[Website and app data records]

=== Begin Enclosure ===

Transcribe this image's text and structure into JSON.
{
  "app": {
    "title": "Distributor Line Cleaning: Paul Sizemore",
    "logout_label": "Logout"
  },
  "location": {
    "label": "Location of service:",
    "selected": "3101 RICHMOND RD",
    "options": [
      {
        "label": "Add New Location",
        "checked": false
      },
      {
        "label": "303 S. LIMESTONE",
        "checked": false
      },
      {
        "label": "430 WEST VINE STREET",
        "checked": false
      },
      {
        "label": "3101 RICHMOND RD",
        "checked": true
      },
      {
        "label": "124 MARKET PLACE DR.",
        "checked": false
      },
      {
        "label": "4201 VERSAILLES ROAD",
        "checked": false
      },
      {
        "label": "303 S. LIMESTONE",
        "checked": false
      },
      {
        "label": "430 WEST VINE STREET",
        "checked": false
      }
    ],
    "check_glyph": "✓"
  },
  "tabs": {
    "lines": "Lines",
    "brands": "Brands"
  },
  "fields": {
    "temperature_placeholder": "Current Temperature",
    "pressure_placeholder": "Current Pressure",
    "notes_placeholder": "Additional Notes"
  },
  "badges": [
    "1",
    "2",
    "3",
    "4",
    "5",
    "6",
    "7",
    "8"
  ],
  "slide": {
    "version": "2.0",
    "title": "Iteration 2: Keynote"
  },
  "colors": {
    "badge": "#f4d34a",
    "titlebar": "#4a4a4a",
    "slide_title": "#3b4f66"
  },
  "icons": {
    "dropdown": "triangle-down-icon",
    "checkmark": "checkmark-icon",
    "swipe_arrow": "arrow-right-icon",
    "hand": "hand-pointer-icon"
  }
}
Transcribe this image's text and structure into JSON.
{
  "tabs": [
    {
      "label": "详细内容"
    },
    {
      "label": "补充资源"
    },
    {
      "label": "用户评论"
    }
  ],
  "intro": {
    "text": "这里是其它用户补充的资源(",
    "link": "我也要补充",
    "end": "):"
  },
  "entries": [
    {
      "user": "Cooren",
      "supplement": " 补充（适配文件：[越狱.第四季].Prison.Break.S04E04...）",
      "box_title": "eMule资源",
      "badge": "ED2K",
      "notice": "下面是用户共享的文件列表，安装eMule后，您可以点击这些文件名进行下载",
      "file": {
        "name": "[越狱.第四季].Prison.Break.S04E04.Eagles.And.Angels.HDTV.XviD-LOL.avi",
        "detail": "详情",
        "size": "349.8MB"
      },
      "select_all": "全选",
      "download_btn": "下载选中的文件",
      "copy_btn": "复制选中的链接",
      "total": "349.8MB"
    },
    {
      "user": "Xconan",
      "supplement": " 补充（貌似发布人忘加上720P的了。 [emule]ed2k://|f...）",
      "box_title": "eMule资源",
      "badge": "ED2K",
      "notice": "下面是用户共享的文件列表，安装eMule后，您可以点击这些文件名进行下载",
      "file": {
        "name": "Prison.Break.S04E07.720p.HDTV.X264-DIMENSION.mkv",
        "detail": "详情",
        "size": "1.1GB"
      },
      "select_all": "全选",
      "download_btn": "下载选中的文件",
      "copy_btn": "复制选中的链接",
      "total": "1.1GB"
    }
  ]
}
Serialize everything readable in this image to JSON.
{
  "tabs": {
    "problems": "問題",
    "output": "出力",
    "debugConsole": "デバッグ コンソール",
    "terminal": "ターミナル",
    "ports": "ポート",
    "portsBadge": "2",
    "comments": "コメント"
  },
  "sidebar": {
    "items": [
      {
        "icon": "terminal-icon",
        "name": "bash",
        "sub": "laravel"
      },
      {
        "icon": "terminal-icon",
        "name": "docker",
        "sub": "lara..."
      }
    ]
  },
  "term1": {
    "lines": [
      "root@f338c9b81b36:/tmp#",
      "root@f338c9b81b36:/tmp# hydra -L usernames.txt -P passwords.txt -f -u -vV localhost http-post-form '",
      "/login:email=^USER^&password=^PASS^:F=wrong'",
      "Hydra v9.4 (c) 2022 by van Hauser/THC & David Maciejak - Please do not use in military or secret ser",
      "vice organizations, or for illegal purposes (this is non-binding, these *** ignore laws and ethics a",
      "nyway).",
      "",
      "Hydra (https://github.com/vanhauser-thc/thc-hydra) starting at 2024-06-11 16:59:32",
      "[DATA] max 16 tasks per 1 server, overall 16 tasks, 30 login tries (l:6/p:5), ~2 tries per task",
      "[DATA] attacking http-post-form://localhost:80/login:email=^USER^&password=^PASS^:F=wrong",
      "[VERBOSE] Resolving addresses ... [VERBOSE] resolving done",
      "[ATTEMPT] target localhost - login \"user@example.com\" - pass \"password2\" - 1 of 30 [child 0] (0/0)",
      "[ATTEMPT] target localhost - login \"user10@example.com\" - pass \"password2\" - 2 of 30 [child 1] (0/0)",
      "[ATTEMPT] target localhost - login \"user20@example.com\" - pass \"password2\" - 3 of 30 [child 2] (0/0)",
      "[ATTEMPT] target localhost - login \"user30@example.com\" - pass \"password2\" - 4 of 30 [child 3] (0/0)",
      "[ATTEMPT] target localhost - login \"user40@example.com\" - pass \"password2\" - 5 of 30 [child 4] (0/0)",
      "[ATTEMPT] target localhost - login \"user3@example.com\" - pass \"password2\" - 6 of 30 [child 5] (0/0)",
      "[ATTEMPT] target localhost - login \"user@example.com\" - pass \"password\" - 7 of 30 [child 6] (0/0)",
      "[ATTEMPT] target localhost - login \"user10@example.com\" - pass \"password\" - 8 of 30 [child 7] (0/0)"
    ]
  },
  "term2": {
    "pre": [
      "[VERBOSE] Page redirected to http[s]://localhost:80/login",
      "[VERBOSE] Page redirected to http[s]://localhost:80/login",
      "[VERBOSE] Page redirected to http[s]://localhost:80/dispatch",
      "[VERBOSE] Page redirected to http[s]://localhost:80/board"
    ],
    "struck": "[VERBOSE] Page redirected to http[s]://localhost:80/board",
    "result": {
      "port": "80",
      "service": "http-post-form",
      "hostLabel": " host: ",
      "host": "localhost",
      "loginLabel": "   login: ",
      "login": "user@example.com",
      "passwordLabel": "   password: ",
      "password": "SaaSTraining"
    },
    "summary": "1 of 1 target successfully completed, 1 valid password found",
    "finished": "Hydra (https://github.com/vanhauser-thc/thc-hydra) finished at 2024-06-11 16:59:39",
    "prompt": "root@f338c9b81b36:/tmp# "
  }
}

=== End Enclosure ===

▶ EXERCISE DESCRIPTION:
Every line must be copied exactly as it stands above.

▶ TASK OUTPUT:
Transcribe this image's text and structure into JSON.
{
  "app": {
    "title": "Distributor Line Cleaning: Paul Sizemore",
    "logout_label": "Logout"
  },
  "location": {
    "label": "Location of service:",
    "selected": "3101 RICHMOND RD",
    "options": [
      {
        "label": "Add New Location",
        "checked": false
      },
      {
        "label": "303 S. LIMESTONE",
        "checked": false
      },
      {
        "label": "430 WEST VINE STREET",
        "checked": false
      },
      {
        "label": "3101 RICHMOND RD",
        "checked": true
      },
      {
        "label": "124 MARKET PLACE DR.",
        "checked": false
      },
      {
        "label": "4201 VERSAILLES ROAD",
        "checked": false
      },
      {
        "label": "303 S. LIMESTONE",
        "checked": false
      },
      {
        "label": "430 WEST VINE STREET",
        "checked": false
      }
    ],
    "check_glyph": "✓"
  },
  "tabs": {
    "lines": "Lines",
    "brands": "Brands"
  },
  "fields": {
    "temperature_placeholder": "Current Temperature",
    "pressure_placeholder": "Current Pressure",
    "notes_placeholder": "Additional Notes"
  },
  "badges": [
    "1",
    "2",
    "3",
    "4",
    "5",
    "6",
    "7",
    "8"
  ],
  "slide": {
    "version": "2.0",
    "title": "Iteration 2: Keynote"
  },
  "colors": {
    "badge": "#f4d34a",
    "titlebar": "#4a4a4a",
    "slide_title": "#3b4f66"
  },
  "icons": {
    "dropdown": "triangle-down-icon",
    "checkmark": "checkmark-icon",
    "swipe_arrow": "arrow-right-icon",
    "hand": "hand-pointer-icon"
  }
}
Transcribe this image's text and structure into JSON.
{
  "tabs": [
    {
      "label": "详细内容"
    },
    {
      "label": "补充资源"
    },
    {
      "label": "用户评论"
    }
  ],
  "intro": {
    "text": "这里是其它用户补充的资源(",
    "link": "我也要补充",
    "end": "):"
  },
  "entries": [
    {
      "user": "Cooren",
      "supplement": " 补充（适配文件：[越狱.第四季].Prison.Break.S04E04...）",
      "box_title": "eMule资源",
      "badge": "ED2K",
      "notice": "下面是用户共享的文件列表，安装eMule后，您可以点击这些文件名进行下载",
      "file": {
        "name": "[越狱.第四季].Prison.Break.S04E04.Eagles.And.Angels.HDTV.XviD-LOL.avi",
        "detail": "详情",
        "size": "349.8MB"
      },
      "select_all": "全选",
      "download_btn": "下载选中的文件",
      "copy_btn": "复制选中的链接",
      "total": "349.8MB"
    },
    {
      "user": "Xconan",
      "supplement": " 补充（貌似发布人忘加上720P的了。 [emule]ed2k://|f...）",
      "box_title": "eMule资源",
      "badge": "ED2K",
      "notice": "下面是用户共享的文件列表，安装eMule后，您可以点击这些文件名进行下载",
      "file": {
        "name": "Prison.Break.S04E07.720p.HDTV.X264-DIMENSION.mkv",
        "detail": "详情",
        "size": "1.1GB"
      },
      "select_all": "全选",
      "download_btn": "下载选中的文件",
      "copy_btn": "复制选中的链接",
      "total": "1.1GB"
    }
  ]
}
Serialize everything readable in this image to JSON.
{
  "tabs": {
    "problems": "問題",
    "output": "出力",
    "debugConsole": "デバッグ コンソール",
    "terminal": "ターミナル",
    "ports": "ポート",
    "portsBadge": "2",
    "comments": "コメント"
  },
  "sidebar": {
    "items": [
      {
        "icon": "terminal-icon",
        "name": "bash",
        "sub": "laravel"
      },
      {
        "icon": "terminal-icon",
        "name": "docker",
        "sub": "lara..."
      }
    ]
  },
  "term1": {
    "lines": [
      "root@f338c9b81b36:/tmp#",
      "root@f338c9b81b36:/tmp# hydra -L usernames.txt -P passwords.txt -f -u -vV localhost http-post-form '",
      "/login:email=^USER^&password=^PASS^:F=wrong'",
      "Hydra v9.4 (c) 2022 by van Hauser/THC & David Maciejak - Please do not use in military or secret ser",
      "vice organizations, or for illegal purposes (this is non-binding, these *** ignore laws and ethics a",
      "nyway).",
      "",
      "Hydra (https://github.com/vanhauser-thc/thc-hydra) starting at 2024-06-11 16:59:32",
      "[DATA] max 16 tasks per 1 server, overall 16 tasks, 30 login tries (l:6/p:5), ~2 tries per task",
      "[DATA] attacking http-post-form://localhost:80/login:email=^USER^&password=^PASS^:F=wrong",
      "[VERBOSE] Resolving addresses ... [VERBOSE] resolving done",
      "[ATTEMPT] target localhost - login \"user@example.com\" - pass \"password2\" - 1 of 30 [child 0] (0/0)",
      "[ATTEMPT] target localhost - login \"user10@example.com\" - pass \"password2\" - 2 of 30 [child 1] (0/0)",
      "[ATTEMPT] target localhost - login \"user20@example.com\" - pass \"password2\" - 3 of 30 [child 2] (0/0)",
      "[ATTEMPT] target localhost - login \"user30@example.com\" - pass \"password2\" - 4 of 30 [child 3] (0/0)",
      "[ATTEMPT] target localhost - login \"user40@example.com\" - pass \"password2\" - 5 of 30 [child 4] (0/0)",
      "[ATTEMPT] target localhost - login \"user3@example.com\" - pass \"password2\" - 6 of 30 [child 5] (0/0)",
      "[ATTEMPT] target localhost - login \"user@example.com\" - pass \"password\" - 7 of 30 [child 6] (0/0)",
      "[ATTEMPT] target localhost - login \"user10@example.com\" - pass \"password\" - 8 of 30 [child 7] (0/0)"
    ]
  },
  "term2": {
    "pre": [
      "[VERBOSE] Page redirected to http[s]://localhost:80/login",
      "[VERBOSE] Page redirected to http[s]://localhost:80/login",
      "[VERBOSE] Page redirected to http[s]://localhost:80/dispatch",
      "[VERBOSE] Page redirected to http[s]://localhost:80/board"
    ],
    "struck": "[VERBOSE] Page redirected to http[s]://localhost:80/board",
    "result": {
      "port": "80",
      "service": "http-post-form",
      "hostLabel": " host: ",
      "host": "localhost",
      "loginLabel": "   login: ",
      "login": "user@example.com",
      "passwordLabel": "   password: ",
      "password": "SaaSTraining"
    },
    "summary": "1 of 1 target successfully completed, 1 valid password found",
    "finished": "Hydra (https://github.com/vanhauser-thc/thc-hydra) finished at 2024-06-11 16:59:39",
    "prompt": "root@f338c9b81b36:/tmp# "
  }
}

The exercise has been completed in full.